[Data records for software interfaces]
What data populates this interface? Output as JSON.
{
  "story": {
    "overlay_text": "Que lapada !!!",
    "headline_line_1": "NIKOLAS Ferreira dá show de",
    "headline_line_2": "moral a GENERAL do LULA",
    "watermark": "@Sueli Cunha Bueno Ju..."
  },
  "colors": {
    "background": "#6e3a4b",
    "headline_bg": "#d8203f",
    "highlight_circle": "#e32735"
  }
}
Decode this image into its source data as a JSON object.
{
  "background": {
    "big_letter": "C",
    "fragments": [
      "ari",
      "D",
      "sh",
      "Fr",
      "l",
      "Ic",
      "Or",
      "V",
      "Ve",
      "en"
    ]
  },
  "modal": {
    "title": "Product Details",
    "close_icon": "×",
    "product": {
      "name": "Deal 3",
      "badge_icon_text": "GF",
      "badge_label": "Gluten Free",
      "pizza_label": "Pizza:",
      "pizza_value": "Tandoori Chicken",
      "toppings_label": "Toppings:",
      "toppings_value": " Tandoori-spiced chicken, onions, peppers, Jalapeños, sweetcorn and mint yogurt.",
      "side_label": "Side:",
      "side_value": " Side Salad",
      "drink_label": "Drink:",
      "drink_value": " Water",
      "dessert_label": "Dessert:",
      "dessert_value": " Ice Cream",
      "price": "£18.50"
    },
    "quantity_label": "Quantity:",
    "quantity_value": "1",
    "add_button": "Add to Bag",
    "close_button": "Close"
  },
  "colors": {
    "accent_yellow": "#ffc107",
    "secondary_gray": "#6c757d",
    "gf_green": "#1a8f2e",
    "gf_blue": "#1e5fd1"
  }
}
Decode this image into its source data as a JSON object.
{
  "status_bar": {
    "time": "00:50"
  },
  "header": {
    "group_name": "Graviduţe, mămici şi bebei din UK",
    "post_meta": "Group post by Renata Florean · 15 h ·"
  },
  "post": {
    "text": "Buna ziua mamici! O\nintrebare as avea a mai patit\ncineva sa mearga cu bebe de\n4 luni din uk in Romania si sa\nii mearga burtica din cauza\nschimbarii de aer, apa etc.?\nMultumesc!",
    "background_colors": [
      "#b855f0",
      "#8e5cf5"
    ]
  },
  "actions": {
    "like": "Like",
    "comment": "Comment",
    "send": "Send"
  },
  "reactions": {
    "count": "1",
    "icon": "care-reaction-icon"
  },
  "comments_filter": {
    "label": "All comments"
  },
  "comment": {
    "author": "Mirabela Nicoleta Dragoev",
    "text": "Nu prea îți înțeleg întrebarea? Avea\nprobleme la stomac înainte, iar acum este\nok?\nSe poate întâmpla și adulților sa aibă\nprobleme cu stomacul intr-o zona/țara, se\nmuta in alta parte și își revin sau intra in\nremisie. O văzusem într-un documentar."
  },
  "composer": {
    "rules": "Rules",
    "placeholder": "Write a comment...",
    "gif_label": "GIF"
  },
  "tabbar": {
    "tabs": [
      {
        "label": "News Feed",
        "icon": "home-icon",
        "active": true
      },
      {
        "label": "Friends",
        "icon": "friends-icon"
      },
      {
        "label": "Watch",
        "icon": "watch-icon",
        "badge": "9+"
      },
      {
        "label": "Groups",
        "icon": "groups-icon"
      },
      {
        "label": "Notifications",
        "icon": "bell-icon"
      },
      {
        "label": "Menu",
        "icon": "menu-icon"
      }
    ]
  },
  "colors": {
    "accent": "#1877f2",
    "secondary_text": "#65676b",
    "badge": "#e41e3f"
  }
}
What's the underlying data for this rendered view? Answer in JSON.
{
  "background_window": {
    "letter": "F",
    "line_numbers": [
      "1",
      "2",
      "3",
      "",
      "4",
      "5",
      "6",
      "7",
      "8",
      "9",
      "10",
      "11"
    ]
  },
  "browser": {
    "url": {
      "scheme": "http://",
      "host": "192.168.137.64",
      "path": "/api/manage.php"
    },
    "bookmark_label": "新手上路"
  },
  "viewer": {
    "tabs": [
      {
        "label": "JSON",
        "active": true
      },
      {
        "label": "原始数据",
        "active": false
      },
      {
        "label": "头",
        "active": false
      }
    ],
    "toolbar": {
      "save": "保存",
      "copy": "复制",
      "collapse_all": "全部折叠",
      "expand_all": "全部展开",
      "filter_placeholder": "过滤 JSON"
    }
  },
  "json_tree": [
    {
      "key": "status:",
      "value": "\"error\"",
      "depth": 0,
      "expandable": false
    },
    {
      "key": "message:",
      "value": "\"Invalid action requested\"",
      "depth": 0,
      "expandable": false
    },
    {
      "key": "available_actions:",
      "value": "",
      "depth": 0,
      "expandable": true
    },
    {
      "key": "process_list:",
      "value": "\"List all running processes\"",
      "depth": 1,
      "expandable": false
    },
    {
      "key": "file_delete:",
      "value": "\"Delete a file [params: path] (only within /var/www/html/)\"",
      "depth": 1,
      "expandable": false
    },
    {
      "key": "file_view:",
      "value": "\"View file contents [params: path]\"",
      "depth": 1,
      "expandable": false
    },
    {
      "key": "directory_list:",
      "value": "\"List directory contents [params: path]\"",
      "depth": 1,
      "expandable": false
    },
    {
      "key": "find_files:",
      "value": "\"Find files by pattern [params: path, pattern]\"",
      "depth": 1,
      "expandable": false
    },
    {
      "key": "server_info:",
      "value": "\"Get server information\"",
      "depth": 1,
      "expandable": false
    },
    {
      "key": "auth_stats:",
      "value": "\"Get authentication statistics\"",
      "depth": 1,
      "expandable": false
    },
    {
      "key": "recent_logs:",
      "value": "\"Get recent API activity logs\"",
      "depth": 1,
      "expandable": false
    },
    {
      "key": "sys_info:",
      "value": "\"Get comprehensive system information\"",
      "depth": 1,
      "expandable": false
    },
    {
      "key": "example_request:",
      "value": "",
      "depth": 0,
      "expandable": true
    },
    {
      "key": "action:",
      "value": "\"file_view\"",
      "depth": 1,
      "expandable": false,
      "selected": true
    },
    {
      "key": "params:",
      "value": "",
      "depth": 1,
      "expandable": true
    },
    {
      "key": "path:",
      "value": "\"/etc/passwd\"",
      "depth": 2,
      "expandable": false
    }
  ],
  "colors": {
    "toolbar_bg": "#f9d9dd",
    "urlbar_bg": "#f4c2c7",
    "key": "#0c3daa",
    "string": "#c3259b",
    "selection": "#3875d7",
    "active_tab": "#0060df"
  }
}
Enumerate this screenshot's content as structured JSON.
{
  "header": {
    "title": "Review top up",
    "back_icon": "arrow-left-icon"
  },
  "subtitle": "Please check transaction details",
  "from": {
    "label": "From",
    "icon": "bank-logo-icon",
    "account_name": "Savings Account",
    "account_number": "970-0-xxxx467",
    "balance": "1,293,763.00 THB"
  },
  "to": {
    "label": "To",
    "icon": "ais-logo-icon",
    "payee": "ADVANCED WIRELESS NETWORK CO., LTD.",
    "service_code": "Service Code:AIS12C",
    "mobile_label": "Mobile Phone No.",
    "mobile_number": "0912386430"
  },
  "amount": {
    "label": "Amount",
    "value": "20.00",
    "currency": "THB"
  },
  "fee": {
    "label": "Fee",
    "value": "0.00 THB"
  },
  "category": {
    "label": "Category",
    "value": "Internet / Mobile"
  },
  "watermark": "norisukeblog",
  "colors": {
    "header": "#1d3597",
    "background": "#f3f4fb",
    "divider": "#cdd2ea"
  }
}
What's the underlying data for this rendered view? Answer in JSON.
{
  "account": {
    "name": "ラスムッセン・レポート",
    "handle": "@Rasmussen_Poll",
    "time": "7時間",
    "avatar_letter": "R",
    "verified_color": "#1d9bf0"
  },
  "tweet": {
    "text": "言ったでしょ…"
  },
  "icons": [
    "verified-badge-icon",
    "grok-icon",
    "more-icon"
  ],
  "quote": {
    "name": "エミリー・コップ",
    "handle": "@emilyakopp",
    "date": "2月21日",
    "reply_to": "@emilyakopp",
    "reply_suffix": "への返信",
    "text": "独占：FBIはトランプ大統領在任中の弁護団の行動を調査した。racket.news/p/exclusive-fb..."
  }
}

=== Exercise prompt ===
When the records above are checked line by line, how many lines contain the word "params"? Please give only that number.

=== Solution for this problem ===
5